## Aim of the task
Figure out how many lines in the records below hold the string "handle". That number alone is the answer.
= Beginning of Section =
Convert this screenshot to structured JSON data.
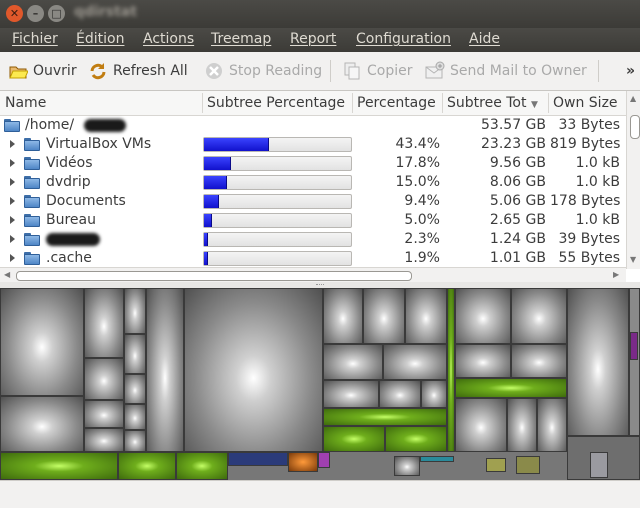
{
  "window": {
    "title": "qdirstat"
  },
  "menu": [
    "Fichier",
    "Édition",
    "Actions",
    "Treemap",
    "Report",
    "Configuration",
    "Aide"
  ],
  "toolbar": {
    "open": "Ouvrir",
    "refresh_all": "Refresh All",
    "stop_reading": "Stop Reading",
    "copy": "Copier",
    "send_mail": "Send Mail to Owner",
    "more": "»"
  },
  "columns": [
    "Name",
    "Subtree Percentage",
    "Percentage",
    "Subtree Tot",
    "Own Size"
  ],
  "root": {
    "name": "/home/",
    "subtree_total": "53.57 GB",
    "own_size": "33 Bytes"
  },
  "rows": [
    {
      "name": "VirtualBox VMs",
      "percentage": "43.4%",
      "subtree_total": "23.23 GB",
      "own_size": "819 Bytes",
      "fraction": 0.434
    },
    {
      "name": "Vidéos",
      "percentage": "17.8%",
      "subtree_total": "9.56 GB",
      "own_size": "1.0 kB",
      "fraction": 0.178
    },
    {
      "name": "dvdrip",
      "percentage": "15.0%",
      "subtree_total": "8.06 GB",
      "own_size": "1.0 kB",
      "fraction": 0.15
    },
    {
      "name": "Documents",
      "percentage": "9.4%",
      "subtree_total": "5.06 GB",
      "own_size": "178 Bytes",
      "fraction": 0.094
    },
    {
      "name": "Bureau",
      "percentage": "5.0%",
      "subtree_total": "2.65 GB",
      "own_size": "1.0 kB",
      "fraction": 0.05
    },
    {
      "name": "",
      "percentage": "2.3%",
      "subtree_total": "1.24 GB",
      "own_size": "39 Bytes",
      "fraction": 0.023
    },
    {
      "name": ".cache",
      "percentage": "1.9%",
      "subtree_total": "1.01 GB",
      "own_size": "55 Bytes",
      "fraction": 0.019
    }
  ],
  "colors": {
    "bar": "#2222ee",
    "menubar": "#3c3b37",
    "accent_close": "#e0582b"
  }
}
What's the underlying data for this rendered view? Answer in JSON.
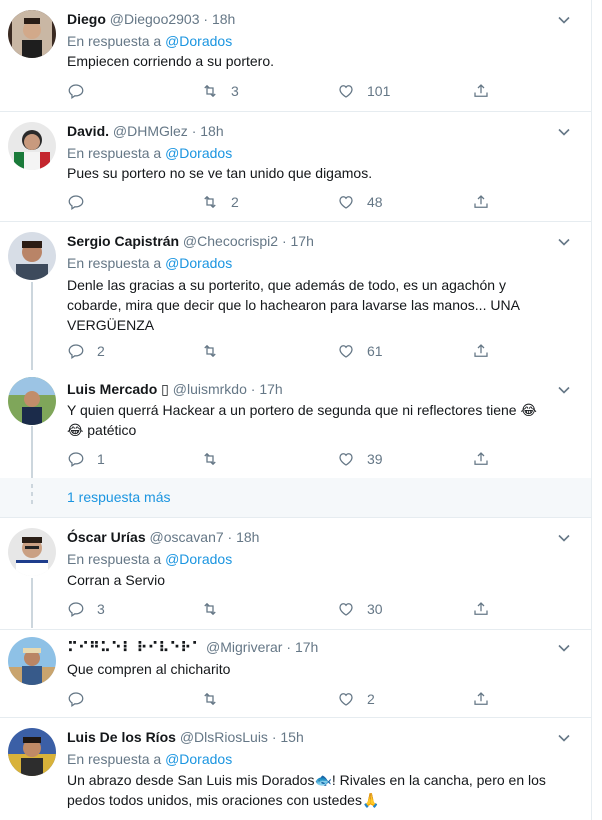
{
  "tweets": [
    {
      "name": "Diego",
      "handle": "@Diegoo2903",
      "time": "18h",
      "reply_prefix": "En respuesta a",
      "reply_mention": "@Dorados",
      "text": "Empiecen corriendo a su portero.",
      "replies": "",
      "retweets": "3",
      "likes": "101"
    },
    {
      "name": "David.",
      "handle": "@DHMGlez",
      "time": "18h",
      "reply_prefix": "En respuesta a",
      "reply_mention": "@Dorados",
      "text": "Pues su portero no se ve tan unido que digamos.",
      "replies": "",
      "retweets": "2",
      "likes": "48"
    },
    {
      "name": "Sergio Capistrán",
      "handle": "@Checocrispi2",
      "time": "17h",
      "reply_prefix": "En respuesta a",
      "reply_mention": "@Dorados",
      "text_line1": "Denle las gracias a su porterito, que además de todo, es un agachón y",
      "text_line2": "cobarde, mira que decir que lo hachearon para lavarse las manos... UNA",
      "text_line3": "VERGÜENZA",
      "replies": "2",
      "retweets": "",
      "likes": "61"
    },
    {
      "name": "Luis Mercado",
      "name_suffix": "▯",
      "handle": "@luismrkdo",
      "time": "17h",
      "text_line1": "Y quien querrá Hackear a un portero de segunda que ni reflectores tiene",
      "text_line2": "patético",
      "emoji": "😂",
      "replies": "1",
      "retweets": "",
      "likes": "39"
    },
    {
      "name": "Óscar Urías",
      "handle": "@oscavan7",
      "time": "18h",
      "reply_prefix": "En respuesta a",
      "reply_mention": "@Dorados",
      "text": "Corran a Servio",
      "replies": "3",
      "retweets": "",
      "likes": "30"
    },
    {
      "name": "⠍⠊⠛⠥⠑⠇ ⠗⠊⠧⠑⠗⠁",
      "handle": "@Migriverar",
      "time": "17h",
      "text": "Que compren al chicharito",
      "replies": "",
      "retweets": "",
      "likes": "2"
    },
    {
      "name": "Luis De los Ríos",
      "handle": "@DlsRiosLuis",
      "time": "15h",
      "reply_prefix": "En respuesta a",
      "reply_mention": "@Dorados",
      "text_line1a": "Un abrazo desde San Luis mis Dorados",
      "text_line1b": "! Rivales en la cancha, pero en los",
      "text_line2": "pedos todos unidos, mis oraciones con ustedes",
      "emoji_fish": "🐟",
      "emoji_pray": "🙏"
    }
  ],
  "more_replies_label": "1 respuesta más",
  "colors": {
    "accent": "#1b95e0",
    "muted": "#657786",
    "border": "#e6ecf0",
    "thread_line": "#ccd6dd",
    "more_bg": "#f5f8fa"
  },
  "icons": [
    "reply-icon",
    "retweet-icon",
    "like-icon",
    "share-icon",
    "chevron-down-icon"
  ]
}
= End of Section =
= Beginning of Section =
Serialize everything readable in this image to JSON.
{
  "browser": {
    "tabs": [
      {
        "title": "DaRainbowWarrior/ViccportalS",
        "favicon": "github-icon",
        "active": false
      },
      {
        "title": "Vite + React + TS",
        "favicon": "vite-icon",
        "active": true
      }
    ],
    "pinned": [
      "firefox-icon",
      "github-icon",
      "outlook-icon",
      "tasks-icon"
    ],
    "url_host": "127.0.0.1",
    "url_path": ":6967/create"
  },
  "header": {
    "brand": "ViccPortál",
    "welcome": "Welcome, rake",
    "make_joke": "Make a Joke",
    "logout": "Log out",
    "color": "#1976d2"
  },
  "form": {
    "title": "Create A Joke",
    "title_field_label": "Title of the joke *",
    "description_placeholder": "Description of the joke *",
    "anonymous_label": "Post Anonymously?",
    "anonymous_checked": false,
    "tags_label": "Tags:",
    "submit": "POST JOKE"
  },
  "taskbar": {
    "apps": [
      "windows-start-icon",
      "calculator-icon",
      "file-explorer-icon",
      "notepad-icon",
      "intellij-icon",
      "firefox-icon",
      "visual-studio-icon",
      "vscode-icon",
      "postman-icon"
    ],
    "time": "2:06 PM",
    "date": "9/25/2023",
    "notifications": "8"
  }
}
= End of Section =
## Answer section
7